:: SUPPLIED INFORMATION ::

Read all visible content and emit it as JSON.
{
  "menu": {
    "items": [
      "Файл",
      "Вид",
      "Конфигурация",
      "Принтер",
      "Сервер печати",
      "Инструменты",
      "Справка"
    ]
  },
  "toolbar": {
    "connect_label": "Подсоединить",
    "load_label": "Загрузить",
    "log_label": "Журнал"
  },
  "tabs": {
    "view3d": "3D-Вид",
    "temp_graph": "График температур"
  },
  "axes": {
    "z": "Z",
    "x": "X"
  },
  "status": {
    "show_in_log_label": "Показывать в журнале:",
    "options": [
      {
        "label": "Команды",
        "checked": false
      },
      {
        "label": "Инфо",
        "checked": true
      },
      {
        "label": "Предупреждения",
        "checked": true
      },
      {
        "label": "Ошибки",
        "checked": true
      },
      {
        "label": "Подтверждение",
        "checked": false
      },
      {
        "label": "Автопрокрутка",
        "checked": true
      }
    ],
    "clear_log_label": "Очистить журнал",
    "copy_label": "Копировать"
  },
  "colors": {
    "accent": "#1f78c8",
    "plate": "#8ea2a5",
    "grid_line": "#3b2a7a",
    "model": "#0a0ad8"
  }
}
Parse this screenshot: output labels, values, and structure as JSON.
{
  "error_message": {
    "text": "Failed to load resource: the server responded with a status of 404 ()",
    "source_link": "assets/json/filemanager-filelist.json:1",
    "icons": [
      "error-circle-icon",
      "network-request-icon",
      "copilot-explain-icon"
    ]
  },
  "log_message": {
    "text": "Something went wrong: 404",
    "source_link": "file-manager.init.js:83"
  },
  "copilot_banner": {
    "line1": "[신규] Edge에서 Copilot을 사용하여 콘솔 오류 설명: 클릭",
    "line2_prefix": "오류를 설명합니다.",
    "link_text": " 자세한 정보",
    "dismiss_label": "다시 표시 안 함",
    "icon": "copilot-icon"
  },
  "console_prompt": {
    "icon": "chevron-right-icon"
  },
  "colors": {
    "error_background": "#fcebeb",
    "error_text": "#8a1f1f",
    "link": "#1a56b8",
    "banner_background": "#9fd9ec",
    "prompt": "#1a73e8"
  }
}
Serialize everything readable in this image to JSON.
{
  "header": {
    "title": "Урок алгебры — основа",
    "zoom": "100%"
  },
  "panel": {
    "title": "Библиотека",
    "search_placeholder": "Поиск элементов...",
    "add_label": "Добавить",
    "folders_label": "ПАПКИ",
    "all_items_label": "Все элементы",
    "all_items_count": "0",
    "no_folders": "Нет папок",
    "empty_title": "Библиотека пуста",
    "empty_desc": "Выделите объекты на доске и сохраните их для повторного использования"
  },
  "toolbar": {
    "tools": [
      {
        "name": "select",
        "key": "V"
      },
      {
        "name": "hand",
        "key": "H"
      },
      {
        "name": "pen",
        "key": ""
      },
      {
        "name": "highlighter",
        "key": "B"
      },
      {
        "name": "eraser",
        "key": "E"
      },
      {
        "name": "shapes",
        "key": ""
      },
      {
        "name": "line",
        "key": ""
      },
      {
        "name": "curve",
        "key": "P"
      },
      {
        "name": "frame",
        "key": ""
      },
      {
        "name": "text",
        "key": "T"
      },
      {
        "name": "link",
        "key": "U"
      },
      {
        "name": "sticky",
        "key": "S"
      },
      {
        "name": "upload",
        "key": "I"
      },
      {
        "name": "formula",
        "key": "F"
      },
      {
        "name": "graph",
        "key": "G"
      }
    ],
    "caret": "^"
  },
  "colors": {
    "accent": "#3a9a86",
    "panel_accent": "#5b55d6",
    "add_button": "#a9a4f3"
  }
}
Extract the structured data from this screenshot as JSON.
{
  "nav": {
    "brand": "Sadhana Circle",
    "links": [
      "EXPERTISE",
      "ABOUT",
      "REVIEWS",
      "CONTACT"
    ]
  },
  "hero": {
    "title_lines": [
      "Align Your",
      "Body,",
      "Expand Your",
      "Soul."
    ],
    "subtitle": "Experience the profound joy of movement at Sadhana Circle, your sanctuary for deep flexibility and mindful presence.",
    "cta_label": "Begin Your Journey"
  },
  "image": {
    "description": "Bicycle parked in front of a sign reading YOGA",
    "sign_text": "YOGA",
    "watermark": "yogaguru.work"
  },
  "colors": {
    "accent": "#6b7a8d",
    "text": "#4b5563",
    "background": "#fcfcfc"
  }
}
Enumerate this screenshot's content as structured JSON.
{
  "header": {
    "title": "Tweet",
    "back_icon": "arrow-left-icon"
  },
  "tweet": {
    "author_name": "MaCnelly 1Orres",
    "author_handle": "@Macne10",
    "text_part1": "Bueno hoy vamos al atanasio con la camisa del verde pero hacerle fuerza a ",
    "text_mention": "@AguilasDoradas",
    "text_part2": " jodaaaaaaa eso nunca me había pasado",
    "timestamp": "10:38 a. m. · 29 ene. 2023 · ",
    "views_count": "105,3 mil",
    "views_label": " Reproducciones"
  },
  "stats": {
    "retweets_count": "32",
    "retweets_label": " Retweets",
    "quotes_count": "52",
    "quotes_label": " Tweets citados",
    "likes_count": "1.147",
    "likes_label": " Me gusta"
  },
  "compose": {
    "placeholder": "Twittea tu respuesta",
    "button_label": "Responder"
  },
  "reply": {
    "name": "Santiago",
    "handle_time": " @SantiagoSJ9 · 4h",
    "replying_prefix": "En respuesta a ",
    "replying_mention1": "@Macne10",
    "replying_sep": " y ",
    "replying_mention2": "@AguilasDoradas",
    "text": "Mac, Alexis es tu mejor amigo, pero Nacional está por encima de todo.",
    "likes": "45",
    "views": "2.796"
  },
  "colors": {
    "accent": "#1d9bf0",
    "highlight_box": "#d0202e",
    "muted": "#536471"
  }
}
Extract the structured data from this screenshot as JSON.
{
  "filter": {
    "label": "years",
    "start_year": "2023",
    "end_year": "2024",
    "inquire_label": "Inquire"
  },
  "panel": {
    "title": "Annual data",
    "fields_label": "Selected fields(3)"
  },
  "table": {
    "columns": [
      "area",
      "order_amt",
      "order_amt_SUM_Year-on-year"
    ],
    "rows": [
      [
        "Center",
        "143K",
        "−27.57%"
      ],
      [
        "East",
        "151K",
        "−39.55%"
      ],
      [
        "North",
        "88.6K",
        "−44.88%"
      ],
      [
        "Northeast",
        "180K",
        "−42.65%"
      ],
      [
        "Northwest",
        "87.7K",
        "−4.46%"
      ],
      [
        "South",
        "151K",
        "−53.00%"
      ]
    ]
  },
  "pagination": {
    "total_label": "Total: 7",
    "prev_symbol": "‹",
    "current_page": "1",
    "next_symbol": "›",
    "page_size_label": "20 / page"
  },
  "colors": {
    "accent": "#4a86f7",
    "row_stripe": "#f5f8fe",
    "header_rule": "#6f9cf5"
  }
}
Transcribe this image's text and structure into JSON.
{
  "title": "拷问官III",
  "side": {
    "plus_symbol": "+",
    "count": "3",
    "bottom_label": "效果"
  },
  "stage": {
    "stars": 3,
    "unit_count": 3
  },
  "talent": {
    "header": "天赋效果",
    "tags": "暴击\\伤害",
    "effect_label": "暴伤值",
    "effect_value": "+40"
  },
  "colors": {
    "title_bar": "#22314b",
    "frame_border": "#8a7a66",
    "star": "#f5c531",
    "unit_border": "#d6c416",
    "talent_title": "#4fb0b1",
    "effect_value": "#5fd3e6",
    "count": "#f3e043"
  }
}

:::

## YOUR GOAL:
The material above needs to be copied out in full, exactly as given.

## RESULT FOR THIS EXERCISE:
Read all visible content and emit it as JSON.
{
  "menu": {
    "items": [
      "Файл",
      "Вид",
      "Конфигурация",
      "Принтер",
      "Сервер печати",
      "Инструменты",
      "Справка"
    ]
  },
  "toolbar": {
    "connect_label": "Подсоединить",
    "load_label": "Загрузить",
    "log_label": "Журнал"
  },
  "tabs": {
    "view3d": "3D-Вид",
    "temp_graph": "График температур"
  },
  "axes": {
    "z": "Z",
    "x": "X"
  },
  "status": {
    "show_in_log_label": "Показывать в журнале:",
    "options": [
      {
        "label": "Команды",
        "checked": false
      },
      {
        "label": "Инфо",
        "checked": true
      },
      {
        "label": "Предупреждения",
        "checked": true
      },
      {
        "label": "Ошибки",
        "checked": true
      },
      {
        "label": "Подтверждение",
        "checked": false
      },
      {
        "label": "Автопрокрутка",
        "checked": true
      }
    ],
    "clear_log_label": "Очистить журнал",
    "copy_label": "Копировать"
  },
  "colors": {
    "accent": "#1f78c8",
    "plate": "#8ea2a5",
    "grid_line": "#3b2a7a",
    "model": "#0a0ad8"
  }
}
Parse this screenshot: output labels, values, and structure as JSON.
{
  "error_message": {
    "text": "Failed to load resource: the server responded with a status of 404 ()",
    "source_link": "assets/json/filemanager-filelist.json:1",
    "icons": [
      "error-circle-icon",
      "network-request-icon",
      "copilot-explain-icon"
    ]
  },
  "log_message": {
    "text": "Something went wrong: 404",
    "source_link": "file-manager.init.js:83"
  },
  "copilot_banner": {
    "line1": "[신규] Edge에서 Copilot을 사용하여 콘솔 오류 설명: 클릭",
    "line2_prefix": "오류를 설명합니다.",
    "link_text": " 자세한 정보",
    "dismiss_label": "다시 표시 안 함",
    "icon": "copilot-icon"
  },
  "console_prompt": {
    "icon": "chevron-right-icon"
  },
  "colors": {
    "error_background": "#fcebeb",
    "error_text": "#8a1f1f",
    "link": "#1a56b8",
    "banner_background": "#9fd9ec",
    "prompt": "#1a73e8"
  }
}
Serialize everything readable in this image to JSON.
{
  "header": {
    "title": "Урок алгебры — основа",
    "zoom": "100%"
  },
  "panel": {
    "title": "Библиотека",
    "search_placeholder": "Поиск элементов...",
    "add_label": "Добавить",
    "folders_label": "ПАПКИ",
    "all_items_label": "Все элементы",
    "all_items_count": "0",
    "no_folders": "Нет папок",
    "empty_title": "Библиотека пуста",
    "empty_desc": "Выделите объекты на доске и сохраните их для повторного использования"
  },
  "toolbar": {
    "tools": [
      {
        "name": "select",
        "key": "V"
      },
      {
        "name": "hand",
        "key": "H"
      },
      {
        "name": "pen",
        "key": ""
      },
      {
        "name": "highlighter",
        "key": "B"
      },
      {
        "name": "eraser",
        "key": "E"
      },
      {
        "name": "shapes",
        "key": ""
      },
      {
        "name": "line",
        "key": ""
      },
      {
        "name": "curve",
        "key": "P"
      },
      {
        "name": "frame",
        "key": ""
      },
      {
        "name": "text",
        "key": "T"
      },
      {
        "name": "link",
        "key": "U"
      },
      {
        "name": "sticky",
        "key": "S"
      },
      {
        "name": "upload",
        "key": "I"
      },
      {
        "name": "formula",
        "key": "F"
      },
      {
        "name": "graph",
        "key": "G"
      }
    ],
    "caret": "^"
  },
  "colors": {
    "accent": "#3a9a86",
    "panel_accent": "#5b55d6",
    "add_button": "#a9a4f3"
  }
}
Extract the structured data from this screenshot as JSON.
{
  "nav": {
    "brand": "Sadhana Circle",
    "links": [
      "EXPERTISE",
      "ABOUT",
      "REVIEWS",
      "CONTACT"
    ]
  },
  "hero": {
    "title_lines": [
      "Align Your",
      "Body,",
      "Expand Your",
      "Soul."
    ],
    "subtitle": "Experience the profound joy of movement at Sadhana Circle, your sanctuary for deep flexibility and mindful presence.",
    "cta_label": "Begin Your Journey"
  },
  "image": {
    "description": "Bicycle parked in front of a sign reading YOGA",
    "sign_text": "YOGA",
    "watermark": "yogaguru.work"
  },
  "colors": {
    "accent": "#6b7a8d",
    "text": "#4b5563",
    "background": "#fcfcfc"
  }
}
Enumerate this screenshot's content as structured JSON.
{
  "header": {
    "title": "Tweet",
    "back_icon": "arrow-left-icon"
  },
  "tweet": {
    "author_name": "MaCnelly 1Orres",
    "author_handle": "@Macne10",
    "text_part1": "Bueno hoy vamos al atanasio con la camisa del verde pero hacerle fuerza a ",
    "text_mention": "@AguilasDoradas",
    "text_part2": " jodaaaaaaa eso nunca me había pasado",
    "timestamp": "10:38 a. m. · 29 ene. 2023 · ",
    "views_count": "105,3 mil",
    "views_label": " Reproducciones"
  },
  "stats": {
    "retweets_count": "32",
    "retweets_label": " Retweets",
    "quotes_count": "52",
    "quotes_label": " Tweets citados",
    "likes_count": "1.147",
    "likes_label": " Me gusta"
  },
  "compose": {
    "placeholder": "Twittea tu respuesta",
    "button_label": "Responder"
  },
  "reply": {
    "name": "Santiago",
    "handle_time": " @SantiagoSJ9 · 4h",
    "replying_prefix": "En respuesta a ",
    "replying_mention1": "@Macne10",
    "replying_sep": " y ",
    "replying_mention2": "@AguilasDoradas",
    "text": "Mac, Alexis es tu mejor amigo, pero Nacional está por encima de todo.",
    "likes": "45",
    "views": "2.796"
  },
  "colors": {
    "accent": "#1d9bf0",
    "highlight_box": "#d0202e",
    "muted": "#536471"
  }
}
Extract the structured data from this screenshot as JSON.
{
  "filter": {
    "label": "years",
    "start_year": "2023",
    "end_year": "2024",
    "inquire_label": "Inquire"
  },
  "panel": {
    "title": "Annual data",
    "fields_label": "Selected fields(3)"
  },
  "table": {
    "columns": [
      "area",
      "order_amt",
      "order_amt_SUM_Year-on-year"
    ],
    "rows": [
      [
        "Center",
        "143K",
        "−27.57%"
      ],
      [
        "East",
        "151K",
        "−39.55%"
      ],
      [
        "North",
        "88.6K",
        "−44.88%"
      ],
      [
        "Northeast",
        "180K",
        "−42.65%"
      ],
      [
        "Northwest",
        "87.7K",
        "−4.46%"
      ],
      [
        "South",
        "151K",
        "−53.00%"
      ]
    ]
  },
  "pagination": {
    "total_label": "Total: 7",
    "prev_symbol": "‹",
    "current_page": "1",
    "next_symbol": "›",
    "page_size_label": "20 / page"
  },
  "colors": {
    "accent": "#4a86f7",
    "row_stripe": "#f5f8fe",
    "header_rule": "#6f9cf5"
  }
}
Transcribe this image's text and structure into JSON.
{
  "title": "拷问官III",
  "side": {
    "plus_symbol": "+",
    "count": "3",
    "bottom_label": "效果"
  },
  "stage": {
    "stars": 3,
    "unit_count": 3
  },
  "talent": {
    "header": "天赋效果",
    "tags": "暴击\\伤害",
    "effect_label": "暴伤值",
    "effect_value": "+40"
  },
  "colors": {
    "title_bar": "#22314b",
    "frame_border": "#8a7a66",
    "star": "#f5c531",
    "unit_border": "#d6c416",
    "talent_title": "#4fb0b1",
    "effect_value": "#5fd3e6",
    "count": "#f3e043"
  }
}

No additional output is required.